After consuming the product again in June, the baby’s mother was hospitalized with extreme abdominal pain and gastrointestinal distress from June 8 to 15, the suit said.
At the time, the infant also began having symptoms including fever, vomiting and gastrointestinal distress, the suit said, adding the mother continued to breastfeed during her hospitalization on the advice of her doctors, who did not know the cause of her illness.
The infant was seen by a physician on June 24, where tests showed high liver enzymes and she was hospitalized on June 25 before being released the next day with ongoing testing and monitoring from experts, the lawsuit said.
The lawsuit state that the infant “sustained serious personal injuries" and substantial medical expenses and “remains at risk for future health complications with significant damages.”

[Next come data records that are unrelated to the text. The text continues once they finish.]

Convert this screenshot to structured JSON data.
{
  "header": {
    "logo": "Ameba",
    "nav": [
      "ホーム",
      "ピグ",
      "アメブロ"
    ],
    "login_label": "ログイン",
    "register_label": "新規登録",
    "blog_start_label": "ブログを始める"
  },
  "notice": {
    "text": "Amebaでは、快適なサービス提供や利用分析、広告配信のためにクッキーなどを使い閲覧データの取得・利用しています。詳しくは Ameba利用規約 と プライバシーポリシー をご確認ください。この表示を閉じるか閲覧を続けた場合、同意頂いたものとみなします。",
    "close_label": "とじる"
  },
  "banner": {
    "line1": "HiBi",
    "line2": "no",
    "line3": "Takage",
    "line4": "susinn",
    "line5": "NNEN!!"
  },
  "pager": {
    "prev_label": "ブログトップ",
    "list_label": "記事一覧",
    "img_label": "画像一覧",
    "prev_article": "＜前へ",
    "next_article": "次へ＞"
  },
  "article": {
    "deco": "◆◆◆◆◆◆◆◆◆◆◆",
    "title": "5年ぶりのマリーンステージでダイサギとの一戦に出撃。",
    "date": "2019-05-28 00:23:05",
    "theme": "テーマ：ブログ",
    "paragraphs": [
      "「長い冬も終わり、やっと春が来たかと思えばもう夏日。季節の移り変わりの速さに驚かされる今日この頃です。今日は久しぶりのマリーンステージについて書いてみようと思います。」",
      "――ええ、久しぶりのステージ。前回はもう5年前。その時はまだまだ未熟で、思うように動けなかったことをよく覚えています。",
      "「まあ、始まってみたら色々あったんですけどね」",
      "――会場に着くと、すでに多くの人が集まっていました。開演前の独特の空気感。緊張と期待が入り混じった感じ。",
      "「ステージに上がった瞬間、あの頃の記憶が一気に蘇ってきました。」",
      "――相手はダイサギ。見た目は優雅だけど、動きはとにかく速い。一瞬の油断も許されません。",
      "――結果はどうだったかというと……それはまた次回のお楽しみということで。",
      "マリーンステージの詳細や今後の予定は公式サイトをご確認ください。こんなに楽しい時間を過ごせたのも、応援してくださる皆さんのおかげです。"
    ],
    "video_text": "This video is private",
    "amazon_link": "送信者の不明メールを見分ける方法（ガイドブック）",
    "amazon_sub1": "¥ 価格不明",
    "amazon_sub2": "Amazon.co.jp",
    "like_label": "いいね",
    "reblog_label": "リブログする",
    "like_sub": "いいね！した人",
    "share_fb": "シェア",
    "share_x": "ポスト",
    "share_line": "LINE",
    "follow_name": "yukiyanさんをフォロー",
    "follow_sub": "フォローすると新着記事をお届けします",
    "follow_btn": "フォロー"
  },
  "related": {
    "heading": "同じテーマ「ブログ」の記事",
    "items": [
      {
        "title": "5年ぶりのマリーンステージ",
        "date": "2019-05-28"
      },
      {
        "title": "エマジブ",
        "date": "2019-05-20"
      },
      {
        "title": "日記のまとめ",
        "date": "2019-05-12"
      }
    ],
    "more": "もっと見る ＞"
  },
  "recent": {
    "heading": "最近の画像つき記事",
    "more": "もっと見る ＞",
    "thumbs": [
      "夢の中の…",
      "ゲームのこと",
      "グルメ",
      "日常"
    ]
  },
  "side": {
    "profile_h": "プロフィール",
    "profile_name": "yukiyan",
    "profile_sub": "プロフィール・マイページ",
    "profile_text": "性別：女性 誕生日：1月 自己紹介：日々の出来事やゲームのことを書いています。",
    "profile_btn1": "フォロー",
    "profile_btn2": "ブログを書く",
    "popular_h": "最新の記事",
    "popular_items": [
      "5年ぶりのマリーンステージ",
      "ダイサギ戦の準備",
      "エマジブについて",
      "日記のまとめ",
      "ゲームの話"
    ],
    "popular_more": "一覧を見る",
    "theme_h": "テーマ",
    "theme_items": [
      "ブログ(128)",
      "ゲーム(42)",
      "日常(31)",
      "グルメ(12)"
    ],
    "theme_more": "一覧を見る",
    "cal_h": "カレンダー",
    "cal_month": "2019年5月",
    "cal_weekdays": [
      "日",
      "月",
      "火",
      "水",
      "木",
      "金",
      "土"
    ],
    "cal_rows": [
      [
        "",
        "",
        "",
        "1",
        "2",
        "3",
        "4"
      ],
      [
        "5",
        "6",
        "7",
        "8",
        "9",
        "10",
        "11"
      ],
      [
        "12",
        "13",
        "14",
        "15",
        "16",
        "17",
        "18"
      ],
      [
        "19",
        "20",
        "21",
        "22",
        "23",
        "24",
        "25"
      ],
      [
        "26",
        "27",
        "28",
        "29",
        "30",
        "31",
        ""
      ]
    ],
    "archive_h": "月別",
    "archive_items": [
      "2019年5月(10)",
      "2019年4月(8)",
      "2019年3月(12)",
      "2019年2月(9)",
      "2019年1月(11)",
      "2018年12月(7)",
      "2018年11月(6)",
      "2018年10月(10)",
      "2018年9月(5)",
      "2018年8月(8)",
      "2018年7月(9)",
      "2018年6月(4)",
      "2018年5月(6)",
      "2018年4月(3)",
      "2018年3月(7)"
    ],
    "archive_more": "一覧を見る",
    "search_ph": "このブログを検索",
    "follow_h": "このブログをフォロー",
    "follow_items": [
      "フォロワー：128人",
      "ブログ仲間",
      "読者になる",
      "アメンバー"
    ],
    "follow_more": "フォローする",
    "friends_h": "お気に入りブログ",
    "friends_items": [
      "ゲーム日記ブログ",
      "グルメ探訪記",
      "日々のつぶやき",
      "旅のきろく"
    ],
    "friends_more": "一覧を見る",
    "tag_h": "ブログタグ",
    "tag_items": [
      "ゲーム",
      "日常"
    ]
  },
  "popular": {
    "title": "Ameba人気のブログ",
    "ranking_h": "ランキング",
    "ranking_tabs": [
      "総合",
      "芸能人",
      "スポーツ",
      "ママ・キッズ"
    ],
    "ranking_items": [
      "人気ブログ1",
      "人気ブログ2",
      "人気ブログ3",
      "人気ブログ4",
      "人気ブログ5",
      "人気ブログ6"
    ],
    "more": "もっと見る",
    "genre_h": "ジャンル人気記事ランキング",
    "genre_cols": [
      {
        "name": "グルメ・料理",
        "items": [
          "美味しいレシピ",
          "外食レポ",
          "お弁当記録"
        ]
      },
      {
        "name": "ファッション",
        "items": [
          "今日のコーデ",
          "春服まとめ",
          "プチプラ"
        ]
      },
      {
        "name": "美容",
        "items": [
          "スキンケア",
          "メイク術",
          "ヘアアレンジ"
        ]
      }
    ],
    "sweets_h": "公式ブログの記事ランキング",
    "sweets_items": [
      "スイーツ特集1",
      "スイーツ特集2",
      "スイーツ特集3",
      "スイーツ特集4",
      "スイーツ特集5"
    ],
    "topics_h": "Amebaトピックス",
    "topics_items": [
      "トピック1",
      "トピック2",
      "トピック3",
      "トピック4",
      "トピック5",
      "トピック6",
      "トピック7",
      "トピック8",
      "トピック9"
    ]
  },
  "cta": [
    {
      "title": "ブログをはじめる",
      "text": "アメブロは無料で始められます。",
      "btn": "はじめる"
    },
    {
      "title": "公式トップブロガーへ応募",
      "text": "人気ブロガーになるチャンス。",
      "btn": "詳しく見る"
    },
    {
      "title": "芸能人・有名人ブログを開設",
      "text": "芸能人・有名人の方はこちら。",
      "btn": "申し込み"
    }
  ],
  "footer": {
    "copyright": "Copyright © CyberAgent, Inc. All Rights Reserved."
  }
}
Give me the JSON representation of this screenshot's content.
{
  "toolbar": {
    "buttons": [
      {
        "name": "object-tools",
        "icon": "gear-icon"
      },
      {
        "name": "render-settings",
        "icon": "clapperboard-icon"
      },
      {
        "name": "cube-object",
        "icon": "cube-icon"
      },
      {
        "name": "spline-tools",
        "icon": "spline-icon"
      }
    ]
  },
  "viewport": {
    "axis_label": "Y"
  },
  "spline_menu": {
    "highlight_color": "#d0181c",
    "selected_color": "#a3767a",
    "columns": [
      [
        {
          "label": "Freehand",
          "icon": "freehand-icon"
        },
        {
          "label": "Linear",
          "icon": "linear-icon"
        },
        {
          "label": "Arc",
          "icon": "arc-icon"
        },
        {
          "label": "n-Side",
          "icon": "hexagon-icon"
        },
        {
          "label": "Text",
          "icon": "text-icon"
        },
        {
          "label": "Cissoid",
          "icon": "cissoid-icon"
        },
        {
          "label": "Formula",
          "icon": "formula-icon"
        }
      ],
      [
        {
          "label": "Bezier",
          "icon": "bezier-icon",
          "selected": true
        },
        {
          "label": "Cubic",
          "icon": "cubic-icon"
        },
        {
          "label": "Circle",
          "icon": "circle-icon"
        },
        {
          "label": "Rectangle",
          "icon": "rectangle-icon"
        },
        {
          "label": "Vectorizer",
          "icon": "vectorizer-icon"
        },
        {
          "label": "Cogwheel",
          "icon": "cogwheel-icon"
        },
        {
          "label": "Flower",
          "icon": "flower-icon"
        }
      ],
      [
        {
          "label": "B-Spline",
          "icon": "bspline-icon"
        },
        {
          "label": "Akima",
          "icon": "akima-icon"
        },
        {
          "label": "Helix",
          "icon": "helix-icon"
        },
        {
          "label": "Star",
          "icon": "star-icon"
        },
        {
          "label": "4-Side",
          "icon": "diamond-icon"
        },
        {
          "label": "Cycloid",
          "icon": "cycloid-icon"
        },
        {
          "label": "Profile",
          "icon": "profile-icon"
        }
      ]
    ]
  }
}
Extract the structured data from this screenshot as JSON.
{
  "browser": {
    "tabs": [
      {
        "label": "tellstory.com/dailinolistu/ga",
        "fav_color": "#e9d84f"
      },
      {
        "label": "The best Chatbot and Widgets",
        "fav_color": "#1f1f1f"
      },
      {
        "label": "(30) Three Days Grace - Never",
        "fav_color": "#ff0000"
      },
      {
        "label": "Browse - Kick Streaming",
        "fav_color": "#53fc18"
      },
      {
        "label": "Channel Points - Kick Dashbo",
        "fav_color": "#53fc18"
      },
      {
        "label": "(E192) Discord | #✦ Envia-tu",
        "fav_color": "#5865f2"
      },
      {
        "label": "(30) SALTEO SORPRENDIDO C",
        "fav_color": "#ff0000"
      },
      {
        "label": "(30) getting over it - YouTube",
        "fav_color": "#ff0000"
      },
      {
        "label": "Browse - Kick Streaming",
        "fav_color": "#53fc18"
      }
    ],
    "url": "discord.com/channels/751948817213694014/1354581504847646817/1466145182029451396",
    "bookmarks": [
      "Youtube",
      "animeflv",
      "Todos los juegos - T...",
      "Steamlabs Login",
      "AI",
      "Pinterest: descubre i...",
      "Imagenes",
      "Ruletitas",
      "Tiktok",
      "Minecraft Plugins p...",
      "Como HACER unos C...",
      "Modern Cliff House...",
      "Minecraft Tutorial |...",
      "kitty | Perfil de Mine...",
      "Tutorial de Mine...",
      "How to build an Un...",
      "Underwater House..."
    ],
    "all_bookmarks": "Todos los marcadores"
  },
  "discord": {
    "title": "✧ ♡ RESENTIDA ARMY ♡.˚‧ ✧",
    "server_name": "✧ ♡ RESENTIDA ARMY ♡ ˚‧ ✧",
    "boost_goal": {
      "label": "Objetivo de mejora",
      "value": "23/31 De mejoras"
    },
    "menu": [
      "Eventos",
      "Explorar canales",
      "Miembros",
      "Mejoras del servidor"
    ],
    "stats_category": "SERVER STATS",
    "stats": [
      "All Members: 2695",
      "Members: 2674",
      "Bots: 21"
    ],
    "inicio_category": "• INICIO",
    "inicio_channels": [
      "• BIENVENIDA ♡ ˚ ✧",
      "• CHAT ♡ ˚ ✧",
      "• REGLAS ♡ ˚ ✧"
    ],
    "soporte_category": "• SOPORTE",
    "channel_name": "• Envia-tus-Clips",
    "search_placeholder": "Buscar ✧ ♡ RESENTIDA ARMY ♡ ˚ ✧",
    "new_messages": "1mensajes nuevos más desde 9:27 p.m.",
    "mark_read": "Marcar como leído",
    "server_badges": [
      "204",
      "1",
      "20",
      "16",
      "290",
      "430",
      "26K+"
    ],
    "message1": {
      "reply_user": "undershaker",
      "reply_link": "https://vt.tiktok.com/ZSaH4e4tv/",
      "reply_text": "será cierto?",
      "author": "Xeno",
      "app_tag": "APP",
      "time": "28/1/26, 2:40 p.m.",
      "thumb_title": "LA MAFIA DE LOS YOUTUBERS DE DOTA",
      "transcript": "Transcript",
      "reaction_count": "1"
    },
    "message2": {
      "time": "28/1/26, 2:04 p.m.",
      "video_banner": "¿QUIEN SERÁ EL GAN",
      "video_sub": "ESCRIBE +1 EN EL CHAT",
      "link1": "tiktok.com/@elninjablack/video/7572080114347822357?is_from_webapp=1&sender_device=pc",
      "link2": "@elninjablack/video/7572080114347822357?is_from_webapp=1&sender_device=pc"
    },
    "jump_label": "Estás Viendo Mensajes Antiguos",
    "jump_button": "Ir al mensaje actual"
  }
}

In a second lawsuit filed this week on behalf of a child, a father alleges his daughter became ill with symptoms including abdominal pain and elevated thyroid and liver enzyme levels. The lawsuit said a gastrointestinal and liver specialist told the girl the elevated liver enzymes could indicate a “potential lifelong, life-threatening illness” and that she could no longer participate in her soccer, the girl’s passion, because “an inflamed liver could lacerate while playing and be fatal." The child’s liver function is being monitored, according to the lawsuit, which was filed in federal court for the Southern District of New York.
Bill Marler, an attorney representing the families in the lawsuits, said he has more than 250 clients in connection with the Daily Harvest complaints with potential claims against the company.
Marler said the FDA has been doing testing, as well as Daily Harvest. “I think everyone has sort of the same goal,” to find the contaminant that has made people ill, he said.
Daily Harvest said that so far, testing has ruled out common food-borne pathogens, major allergens, pesticide, Hepatitis A, norovirus, and a range of mycotoxins, including aflatoxins. Aflatoxins are a type of toxin produced by fungus that can grow on grains and seeds.
Daily Harvest said in a previous statement to NBC News that it does not comment on pending or potential litigation. Daily Harvest emphasized, however, that it initiated a recall as soon as it received reports of customer illnesses, is working with the FDA to investigate, and reached out multiple times to customers who bought the lentil product.
“Everyone who has been affected deserves an answer, and we are committed to making this right,” the company said at the time.
About 28,000 units of the product were distributed to consumers in the U.S. between April 28 and June 17, according to the company and the FDA.